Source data

□ □ □ □ □ □ □

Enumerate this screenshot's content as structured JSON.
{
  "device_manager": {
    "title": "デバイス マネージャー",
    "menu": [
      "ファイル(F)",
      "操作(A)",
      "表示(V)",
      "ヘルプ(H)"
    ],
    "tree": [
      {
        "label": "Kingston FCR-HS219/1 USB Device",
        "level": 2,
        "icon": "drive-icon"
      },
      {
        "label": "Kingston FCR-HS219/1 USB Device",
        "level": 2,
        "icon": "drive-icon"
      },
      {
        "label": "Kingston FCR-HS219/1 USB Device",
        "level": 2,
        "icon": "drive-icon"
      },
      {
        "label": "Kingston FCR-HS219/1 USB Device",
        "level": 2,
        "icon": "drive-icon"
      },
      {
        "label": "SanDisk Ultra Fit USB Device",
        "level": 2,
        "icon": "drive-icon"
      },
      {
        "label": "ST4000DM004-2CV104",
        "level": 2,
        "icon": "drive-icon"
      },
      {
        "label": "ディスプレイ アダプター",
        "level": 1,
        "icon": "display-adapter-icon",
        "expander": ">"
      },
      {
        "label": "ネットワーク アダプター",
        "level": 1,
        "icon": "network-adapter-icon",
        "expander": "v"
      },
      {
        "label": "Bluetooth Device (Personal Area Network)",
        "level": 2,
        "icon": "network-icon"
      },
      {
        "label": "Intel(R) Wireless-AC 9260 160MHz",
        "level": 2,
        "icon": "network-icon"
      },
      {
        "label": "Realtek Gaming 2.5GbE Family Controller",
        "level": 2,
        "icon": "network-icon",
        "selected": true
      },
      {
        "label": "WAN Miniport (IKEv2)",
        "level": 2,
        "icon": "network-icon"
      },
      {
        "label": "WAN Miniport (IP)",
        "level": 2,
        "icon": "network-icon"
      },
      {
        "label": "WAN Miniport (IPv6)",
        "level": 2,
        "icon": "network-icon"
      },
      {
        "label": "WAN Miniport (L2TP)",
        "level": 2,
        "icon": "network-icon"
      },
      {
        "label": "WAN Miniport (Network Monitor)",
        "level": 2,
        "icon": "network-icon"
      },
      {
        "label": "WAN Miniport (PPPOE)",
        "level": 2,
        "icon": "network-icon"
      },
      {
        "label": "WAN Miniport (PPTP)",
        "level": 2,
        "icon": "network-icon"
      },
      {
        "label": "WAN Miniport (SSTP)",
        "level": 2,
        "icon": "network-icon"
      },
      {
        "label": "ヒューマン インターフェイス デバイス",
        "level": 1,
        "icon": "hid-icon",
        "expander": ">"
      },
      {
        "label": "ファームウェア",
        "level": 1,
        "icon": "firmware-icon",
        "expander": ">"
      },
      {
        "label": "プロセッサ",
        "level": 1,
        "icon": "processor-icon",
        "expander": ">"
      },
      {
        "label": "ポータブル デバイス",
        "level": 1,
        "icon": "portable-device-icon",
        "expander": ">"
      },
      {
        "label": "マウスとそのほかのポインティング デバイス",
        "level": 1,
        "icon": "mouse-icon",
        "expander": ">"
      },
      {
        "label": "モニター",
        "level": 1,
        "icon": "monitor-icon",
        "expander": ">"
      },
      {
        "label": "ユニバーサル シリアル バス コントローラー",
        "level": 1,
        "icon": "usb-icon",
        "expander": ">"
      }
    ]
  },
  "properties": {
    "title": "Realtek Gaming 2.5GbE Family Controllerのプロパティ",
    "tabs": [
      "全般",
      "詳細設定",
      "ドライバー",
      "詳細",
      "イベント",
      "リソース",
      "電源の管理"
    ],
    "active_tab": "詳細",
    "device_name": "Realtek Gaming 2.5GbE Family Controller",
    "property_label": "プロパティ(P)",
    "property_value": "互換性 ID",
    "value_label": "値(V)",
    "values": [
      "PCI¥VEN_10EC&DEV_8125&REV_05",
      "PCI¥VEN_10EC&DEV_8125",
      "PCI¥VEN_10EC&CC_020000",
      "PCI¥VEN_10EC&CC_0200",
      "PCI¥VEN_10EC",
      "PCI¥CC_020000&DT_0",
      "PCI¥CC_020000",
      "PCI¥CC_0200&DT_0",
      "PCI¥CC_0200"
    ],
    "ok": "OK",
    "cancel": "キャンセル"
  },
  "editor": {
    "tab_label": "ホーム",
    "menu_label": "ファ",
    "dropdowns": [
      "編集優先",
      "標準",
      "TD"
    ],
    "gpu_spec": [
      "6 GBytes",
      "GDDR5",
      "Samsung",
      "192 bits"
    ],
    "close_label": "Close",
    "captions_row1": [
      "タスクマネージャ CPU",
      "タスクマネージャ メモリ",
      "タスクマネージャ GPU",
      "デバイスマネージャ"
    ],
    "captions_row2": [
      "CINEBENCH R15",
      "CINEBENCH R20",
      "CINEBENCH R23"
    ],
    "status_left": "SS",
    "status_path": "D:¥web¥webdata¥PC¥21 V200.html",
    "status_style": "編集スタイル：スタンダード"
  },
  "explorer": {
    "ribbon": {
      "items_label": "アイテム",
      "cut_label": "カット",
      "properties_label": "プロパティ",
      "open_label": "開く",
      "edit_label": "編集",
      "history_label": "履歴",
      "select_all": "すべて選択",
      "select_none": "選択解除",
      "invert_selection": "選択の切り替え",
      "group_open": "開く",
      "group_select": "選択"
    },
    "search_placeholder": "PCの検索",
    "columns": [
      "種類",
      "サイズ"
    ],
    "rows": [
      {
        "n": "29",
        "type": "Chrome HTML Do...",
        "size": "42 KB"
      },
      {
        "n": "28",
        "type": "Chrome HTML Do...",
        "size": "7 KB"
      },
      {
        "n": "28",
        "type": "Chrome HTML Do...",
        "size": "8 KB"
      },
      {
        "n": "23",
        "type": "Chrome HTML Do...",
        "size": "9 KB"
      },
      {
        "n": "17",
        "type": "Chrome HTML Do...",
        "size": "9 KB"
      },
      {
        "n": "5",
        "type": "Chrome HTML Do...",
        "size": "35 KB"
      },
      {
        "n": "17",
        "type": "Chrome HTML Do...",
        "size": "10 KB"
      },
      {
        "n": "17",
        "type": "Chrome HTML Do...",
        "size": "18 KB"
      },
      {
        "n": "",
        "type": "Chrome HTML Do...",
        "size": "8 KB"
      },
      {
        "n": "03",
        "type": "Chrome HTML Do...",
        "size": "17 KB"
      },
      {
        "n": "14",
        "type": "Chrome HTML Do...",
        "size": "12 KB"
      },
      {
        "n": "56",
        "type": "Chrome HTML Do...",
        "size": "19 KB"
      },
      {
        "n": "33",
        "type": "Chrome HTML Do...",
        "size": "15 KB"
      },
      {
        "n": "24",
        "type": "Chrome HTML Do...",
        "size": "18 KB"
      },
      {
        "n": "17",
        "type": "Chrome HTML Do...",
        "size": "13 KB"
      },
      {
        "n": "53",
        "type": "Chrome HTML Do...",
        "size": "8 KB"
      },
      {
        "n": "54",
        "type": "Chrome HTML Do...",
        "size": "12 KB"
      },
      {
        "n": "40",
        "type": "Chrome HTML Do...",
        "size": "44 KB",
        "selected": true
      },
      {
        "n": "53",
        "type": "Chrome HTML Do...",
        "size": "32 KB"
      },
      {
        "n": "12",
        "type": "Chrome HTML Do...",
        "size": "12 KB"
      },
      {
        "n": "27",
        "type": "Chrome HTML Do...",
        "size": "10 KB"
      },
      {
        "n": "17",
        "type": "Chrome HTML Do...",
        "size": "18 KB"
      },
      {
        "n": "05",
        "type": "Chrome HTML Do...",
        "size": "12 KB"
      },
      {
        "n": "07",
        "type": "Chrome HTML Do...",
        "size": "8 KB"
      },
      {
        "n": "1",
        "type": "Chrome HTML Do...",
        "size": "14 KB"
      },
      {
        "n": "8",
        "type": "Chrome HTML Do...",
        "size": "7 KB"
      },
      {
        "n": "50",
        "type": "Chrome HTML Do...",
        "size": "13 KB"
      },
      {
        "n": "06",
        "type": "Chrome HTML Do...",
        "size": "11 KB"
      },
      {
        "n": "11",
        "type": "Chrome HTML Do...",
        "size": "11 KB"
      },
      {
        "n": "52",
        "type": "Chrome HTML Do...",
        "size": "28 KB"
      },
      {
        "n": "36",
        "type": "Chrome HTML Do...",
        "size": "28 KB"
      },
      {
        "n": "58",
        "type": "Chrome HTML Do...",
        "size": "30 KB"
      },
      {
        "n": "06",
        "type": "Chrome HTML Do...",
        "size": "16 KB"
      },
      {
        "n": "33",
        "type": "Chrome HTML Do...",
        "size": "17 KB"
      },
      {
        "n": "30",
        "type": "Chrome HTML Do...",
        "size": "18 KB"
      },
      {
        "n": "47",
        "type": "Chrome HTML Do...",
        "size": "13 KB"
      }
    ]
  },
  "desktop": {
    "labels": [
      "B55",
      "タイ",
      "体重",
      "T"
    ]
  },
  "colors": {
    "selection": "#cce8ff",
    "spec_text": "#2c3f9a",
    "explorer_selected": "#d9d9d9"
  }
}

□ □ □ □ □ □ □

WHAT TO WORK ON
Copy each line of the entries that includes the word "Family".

PROBLEM SOLUTION
        "label": "Realtek Gaming 2.5GbE Family Controller",
    "title": "Realtek Gaming 2.5GbE Family Controllerのプロパティ",
    "device_name": "Realtek Gaming 2.5GbE Family Controller",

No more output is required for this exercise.